What are you having the most trouble resolving?
Like most artists I have good days and bad. Sometimes I want to throw it all in and take up something less hazardous – like skydiving! To me something is resolved when it becomes it’s own entity – like it just happened, as opposed to looking affected.  I like to get out of the way of my own work – this is when I feel like I’m working at my best. But it’s a balancing act. If I let the work become too much of its own master it will lead me in directions that don’t necessarily result in continuity. Some of my work can be somewhat geometric – exploring shapes in a more design orientated way, while other pieces can be looser. As I keep learning I find new ways to resolve things and I think damn, I wish I could use that on that painting from two years ago. I am sure that I will read this again in the future knowing something, some trick of the trade, and laugh at myself. I wish I could know it now!

Fabric collage 30 x 21cm

Do you experiment with different materials a lot or do you prefer to work within certain parameters?

At the moment I’m working solidly with acrylic because I find it helps me to work larger. But I also like to use oils. When I’m drawing I use ink, pencil and sometimes textas as well as sharpie pens. I work on canvas or board but lately I’ve been experimenting with old bits of discarded wood. I’m very conscious of format sizes and how any change in size can affect the way I work with paint or whatever. Small works always attract me because I feel like I can be more direct but larger formats ask me to take risks, which I really like.

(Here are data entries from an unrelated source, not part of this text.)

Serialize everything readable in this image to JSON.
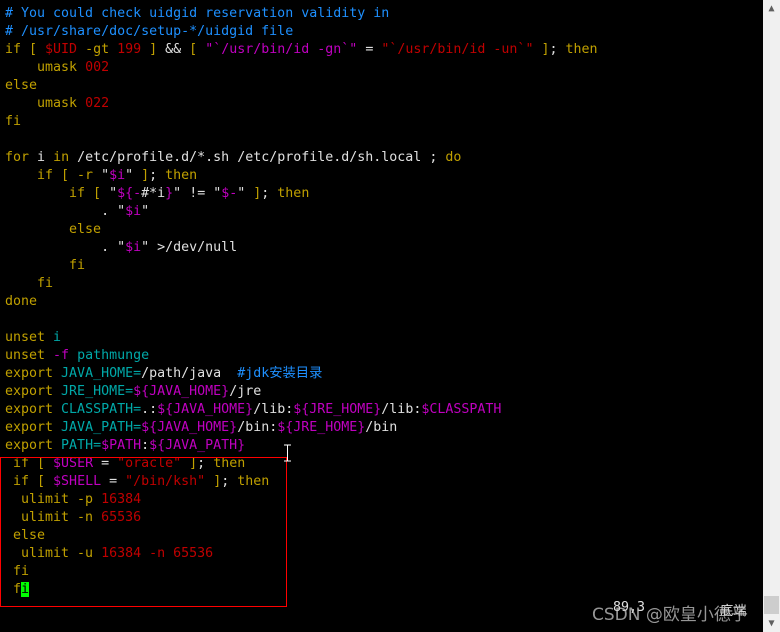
{
  "colors": {
    "keyword": "#c0a000",
    "identifier": "#00a8a8",
    "variable": "#c000c0",
    "string_number": "#c00000",
    "text": "#e0e0e0",
    "comment": "#1e90ff",
    "cursor": "#00ff00",
    "highlight_box": "#ff0000"
  },
  "lines": [
    [
      [
        "# You could check uidgid reservation validity in",
        "b"
      ]
    ],
    [
      [
        "# /usr/share/doc/setup-*/uidgid file",
        "b"
      ]
    ],
    [
      [
        "if [ ",
        "k"
      ],
      [
        "$UID",
        "r"
      ],
      [
        " -gt ",
        "k"
      ],
      [
        "199",
        "r"
      ],
      [
        " ] ",
        "k"
      ],
      [
        "&&",
        "w"
      ],
      [
        " [ ",
        "k"
      ],
      [
        "\"`/usr/bin/id -gn`\"",
        "m"
      ],
      [
        " = ",
        "w"
      ],
      [
        "\"`/usr/bin/id -un`\"",
        "r"
      ],
      [
        " ]",
        "k"
      ],
      [
        "; ",
        "w"
      ],
      [
        "then",
        "k"
      ]
    ],
    [
      [
        "    umask ",
        "k"
      ],
      [
        "002",
        "r"
      ]
    ],
    [
      [
        "else",
        "k"
      ]
    ],
    [
      [
        "    umask ",
        "k"
      ],
      [
        "022",
        "r"
      ]
    ],
    [
      [
        "fi",
        "k"
      ]
    ],
    [],
    [
      [
        "for",
        "k"
      ],
      [
        " i ",
        "w"
      ],
      [
        "in",
        "k"
      ],
      [
        " /etc/profile.d/*.sh /etc/profile.d/sh.local ; ",
        "w"
      ],
      [
        "do",
        "k"
      ]
    ],
    [
      [
        "    if [ -r ",
        "k"
      ],
      [
        "\"",
        "w"
      ],
      [
        "$i",
        "m"
      ],
      [
        "\"",
        "w"
      ],
      [
        " ]",
        "k"
      ],
      [
        "; ",
        "w"
      ],
      [
        "then",
        "k"
      ]
    ],
    [
      [
        "        if [ ",
        "k"
      ],
      [
        "\"",
        "w"
      ],
      [
        "${-",
        "m"
      ],
      [
        "#*i",
        "w"
      ],
      [
        "}",
        "m"
      ],
      [
        "\"",
        "w"
      ],
      [
        " != ",
        "w"
      ],
      [
        "\"",
        "w"
      ],
      [
        "$-",
        "m"
      ],
      [
        "\"",
        "w"
      ],
      [
        " ]",
        "k"
      ],
      [
        "; ",
        "w"
      ],
      [
        "then",
        "k"
      ]
    ],
    [
      [
        "            . ",
        "w"
      ],
      [
        "\"",
        "w"
      ],
      [
        "$i",
        "m"
      ],
      [
        "\"",
        "w"
      ]
    ],
    [
      [
        "        else",
        "k"
      ]
    ],
    [
      [
        "            . \"",
        "w"
      ],
      [
        "$i",
        "m"
      ],
      [
        "\" >/dev/null",
        "w"
      ]
    ],
    [
      [
        "        fi",
        "k"
      ]
    ],
    [
      [
        "    fi",
        "k"
      ]
    ],
    [
      [
        "done",
        "k"
      ]
    ],
    [],
    [
      [
        "unset",
        "k"
      ],
      [
        " i",
        "c"
      ]
    ],
    [
      [
        "unset ",
        "k"
      ],
      [
        "-f",
        "m"
      ],
      [
        " pathmunge",
        "c"
      ]
    ],
    [
      [
        "export ",
        "k"
      ],
      [
        "JAVA_HOME=",
        "c"
      ],
      [
        "/path/java  ",
        "w"
      ],
      [
        "#jdk安装目录",
        "b"
      ]
    ],
    [
      [
        "export ",
        "k"
      ],
      [
        "JRE_HOME=",
        "c"
      ],
      [
        "${JAVA_HOME}",
        "m"
      ],
      [
        "/jre",
        "w"
      ]
    ],
    [
      [
        "export ",
        "k"
      ],
      [
        "CLASSPATH=",
        "c"
      ],
      [
        ".:",
        "w"
      ],
      [
        "${JAVA_HOME}",
        "m"
      ],
      [
        "/lib:",
        "w"
      ],
      [
        "${JRE_HOME}",
        "m"
      ],
      [
        "/lib:",
        "w"
      ],
      [
        "$CLASSPATH",
        "m"
      ]
    ],
    [
      [
        "export ",
        "k"
      ],
      [
        "JAVA_PATH=",
        "c"
      ],
      [
        "${JAVA_HOME}",
        "m"
      ],
      [
        "/bin:",
        "w"
      ],
      [
        "${JRE_HOME}",
        "m"
      ],
      [
        "/bin",
        "w"
      ]
    ],
    [
      [
        "export ",
        "k"
      ],
      [
        "PATH=",
        "c"
      ],
      [
        "$PATH",
        "m"
      ],
      [
        ":",
        "w"
      ],
      [
        "${JAVA_PATH}",
        "m"
      ]
    ],
    [
      [
        " if [ ",
        "k"
      ],
      [
        "$USER",
        "m"
      ],
      [
        " = ",
        "w"
      ],
      [
        "\"oracle\"",
        "r"
      ],
      [
        " ]",
        "k"
      ],
      [
        "; ",
        "w"
      ],
      [
        "then",
        "k"
      ]
    ],
    [
      [
        " if [ ",
        "k"
      ],
      [
        "$SHELL",
        "m"
      ],
      [
        " = ",
        "w"
      ],
      [
        "\"/bin/ksh\"",
        "r"
      ],
      [
        " ]",
        "k"
      ],
      [
        "; ",
        "w"
      ],
      [
        "then",
        "k"
      ]
    ],
    [
      [
        "  ulimit -p ",
        "k"
      ],
      [
        "16384",
        "r"
      ]
    ],
    [
      [
        "  ulimit -n ",
        "k"
      ],
      [
        "65536",
        "r"
      ]
    ],
    [
      [
        " else",
        "k"
      ]
    ],
    [
      [
        "  ulimit -u ",
        "k"
      ],
      [
        "16384 -n 65536",
        "r"
      ]
    ],
    [
      [
        " fi",
        "k"
      ]
    ],
    [
      [
        " f",
        "k"
      ],
      [
        "i",
        "cursor"
      ]
    ]
  ],
  "status": {
    "position": "89,3",
    "where": "底端"
  },
  "watermark": "CSDN @欧皇小德子",
  "scrollbar": {
    "up_icon": "▲",
    "down_icon": "▼",
    "position_percent": 100
  }
}
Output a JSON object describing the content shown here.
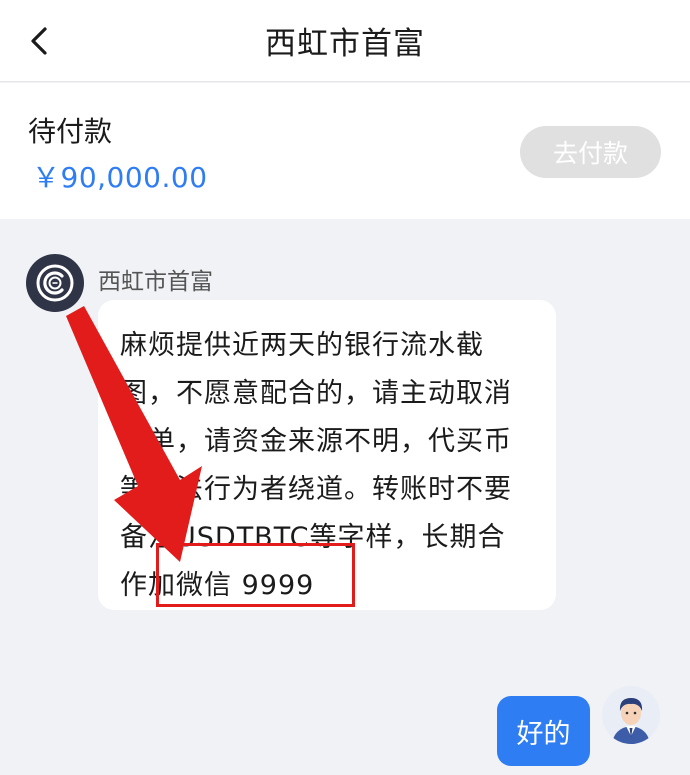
{
  "header": {
    "title": "西虹市首富",
    "back_icon": "chevron-left-icon"
  },
  "order": {
    "status": "待付款",
    "amount": "￥90,000.00",
    "pay_label": "去付款"
  },
  "messages": {
    "incoming": {
      "sender": "西虹市首富",
      "text": "麻烦提供近两天的银行流水截图，不愿意配合的，请主动取消订单，请资金来源不明，代买币等违法行为者绕道。转账时不要备注USDTBTC等字样，长期合作加微信 9999"
    },
    "outgoing": {
      "text": "好的"
    }
  },
  "colors": {
    "accent": "#2f7df3",
    "annotation": "#e21b1b",
    "pay_disabled": "#e0e0e0"
  }
}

'Tumbled shapes' 2011,acrylic on paper 77 x112 cm

What does the future hold for these pieces?

Everything and nothing. I Guess I would like to keep building on the things I learn as I make them.

Is there anything else you would like to add?

Thanks for the opportunity to do this interview and I’ve learnt a lot about my process and the things that are important to it.


  1. LOVE getting to see the sketchbook pages...the comment about destroying a painting being more about a service than a reaction to not liking some facet of an image is resonant with me too.

  2. I love the freshness of the work!
    Also love the comment about getting out of the way of the work! Words I could learn from!

  3. Very nice post,Loved Inga's work. Loved sketchbook captures too!

  4. Wonderful and helpful. Also want to thank you for the sketchbook images. Enormously helpful to me, esp. right now so thanks lots!

  5. Wonderful work, and wonderful interview. I also loved the sketchbook views -- seeing them along with the completed work illuminates the process.

  6. Very interesting work. I enjoy the layering of the pieces on the floor. Reminds me a bit of Philip Guston's middle period.

  7. Really interesting interview- love the work- the sketchbooks are fab!

  8. Just discovered this artist on Facebook, what a revelation! The colours, the freshness, the control.....she is just so good. Thank you Inga I will be following you closely.